Abundant fisheries are Ilwaco’s lifeblood, so I take an interest in reducing the carbon emissions that undercut the ocean’s ability to produce seafood. I own a charter fishing operation and currently serve as mayor of Ilwaco.
Why do I care? Overheated river water killed half the sockeye salmon returning to the Columbia River in 2015. That year a warm-water “blob” in the ocean helped fuel an algae bloom that fouled some of our main fisheries with a neurotoxin called domoic acid. It caused job-destroying closures of Dungeness crab fishing. It shut the razor clam harvest that draws hundreds of thousands of visitors to Washington’s coast.
The risks and damages just keep mounting. Ilwaco’s biggest private employer is a fish plant that relies on city water from a forested watershed. Logging and climate change could destabilize our water supply.
A citizens’ initiative is being drafted that could help Washingtonians prosper and cut carbon pollution. The measure needs improvement to reduce emissions enough and to fit rural realities. But the proposition wending toward ballots in 2018 stands a decent chance of passing.
The Alliance for Jobs and Clean Energy proposal would raise about $1.2 billion a year initially and reinvest the money to reduce pollution, ease climate impacts, and mitigate inequitable impacts of carbon pricing. A few percent of revenues are reserved to aid workers who could lose their jobs if big polluters close shop and energy-intensive businesses costs rise. Administrative expenses are capped at 5 percent. For the balance, the Alliance promises 70 percent for clean energy and 30 percent for water and forest projects.
Carbon revenues might help us protect Ilwaco’s water supply. They could help build an efficient cold storage, saving the cost and emissions from trucking our tuna all the way to Bellingham and back. With some adjustments, this plan has potential. Suggestions:
• Achieve Washington’s greenhouse gas targets.

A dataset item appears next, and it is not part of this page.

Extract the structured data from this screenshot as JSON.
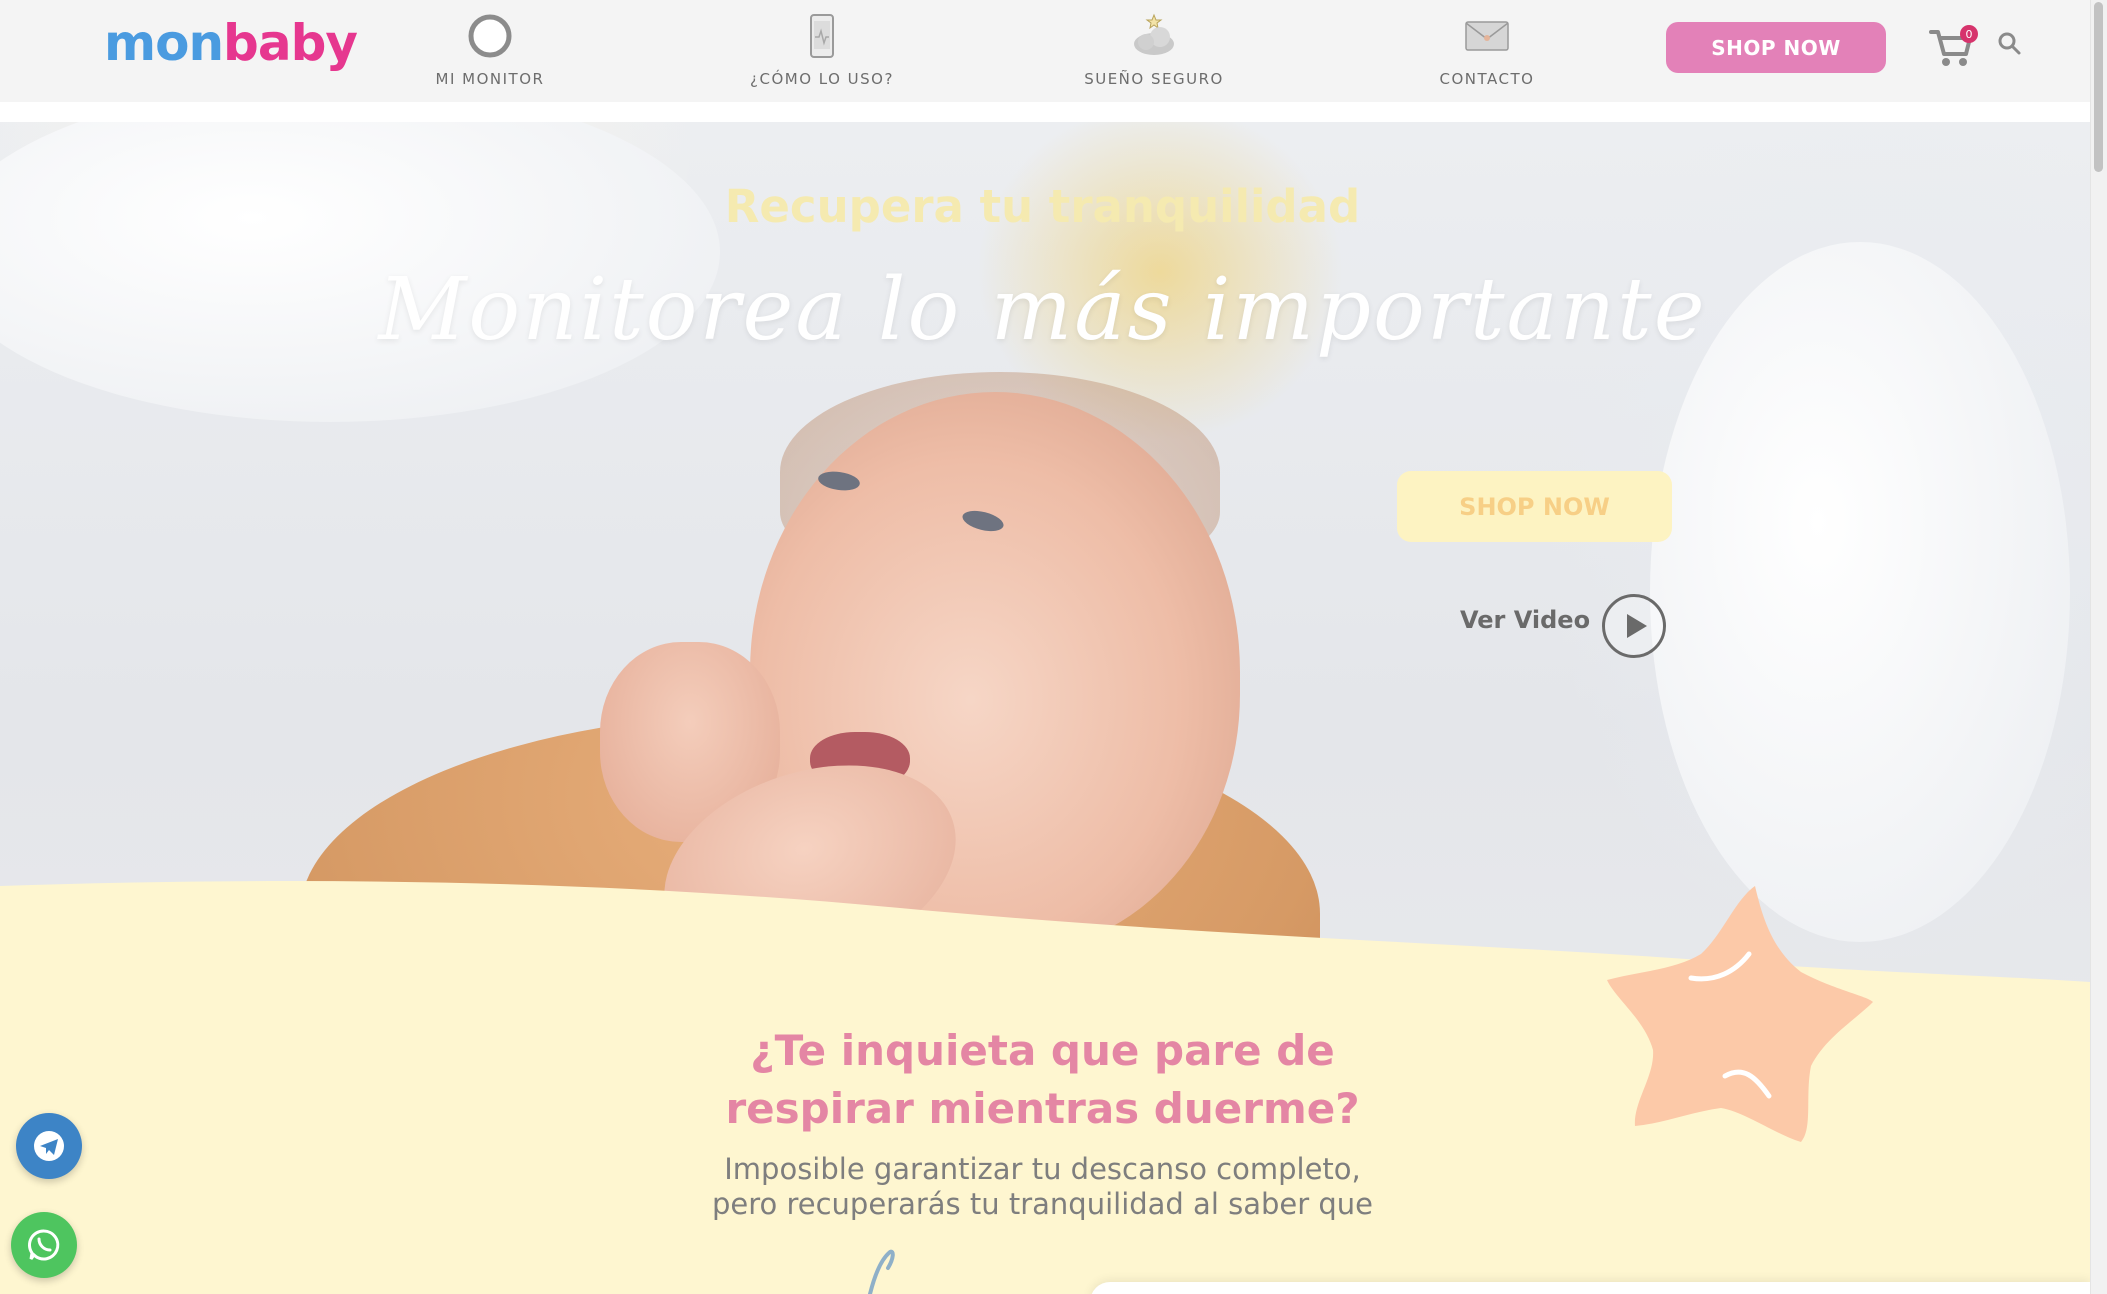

An initial model forecast indicates that the Alliance plan (as previewed in 2017’s H.R. 1646) would fall short of state emission targets. Why shoot to miss? Recommendation: Model emissions outcomes and adjust the proposed investment priorities (and complementary rules) until the plan can deliver.
• Keep costs low. The proposed starting price of $15 per metric ton of carbon dioxide (13.5 cents/gallon of gas) could fund transformative investments in a cleaner economy. But the Alliance has proposed to raise the tax as much as 7 percent annually whenever emissions exceed goals. Other states are achieving — and beating — emissions targets with low carbon prices. Why not Washington? Recommendations: Limit the tax to $15 for at least five years. Cap later price hikes at the rate of local wage increases by county.
• Protect rural communities. Because we lack Seattle’s density, wealth and infrastructure, some criteria in the Alliance proposal could exclude us. Recommendations: Make sure carbon revenues help rural people drive down our fuel bills. Reserve 25 percent of carbon revenues for rural areas. Allow rural projects that use fossil fuels if they reduce emissions. Wherever labor standards govern investments, use average local wages by county.
• Fund projects to improve fuel efficiency in both vehicles and commercial marine vessels. Transportation produces nearly half of Washington’s carbon emissions. We need investment guidelines that make improvements affordable, not unattainable. Recommendations: Use simple, cheap “input and output” measures to confirm emission reductions in transport (instead of picking winners by defining “verified” technologies). Fuel purchase records, fuel flow meters and biannual emission tests might work.
• Don’t isolate Washington. The Alliance has proposed to prohibit investments to reduce any emissions that occur outside the state. This disadvantages residents who buy fuel at home but burn much of it out of state (including fishermen). It will also impair efforts to link arms across borders to meet this big, shared challenge. Recommendations: Explicitly permit investments that reduce emissions from vessels or vehicles owned by Washington individuals or entities, regardless of whether those emissions occur within the state.
These are just a few ideas to refine the Alliance’s plan to work for fishery-dependent communities like ours. The Alliance has made a decent start tackling a problem that matters to all of us, but they have their own priorities. Now it’s up to the rest of us to help shape that plan into a solution we can support (and live with). Time is short. Probably by the end of October, the window will close to adjust initiative language. How to get involved? Join the Working Group on Seafood and Energy, which helped me learn enough to speak up.
Mike Cassinelli is the mayor of Ilwaco, Washington. Brad Warren is senior adviser to the Working Group on Seafood and Energy, a trade organization representing the seafood industry, coastal communities and fishery-dependent tribes.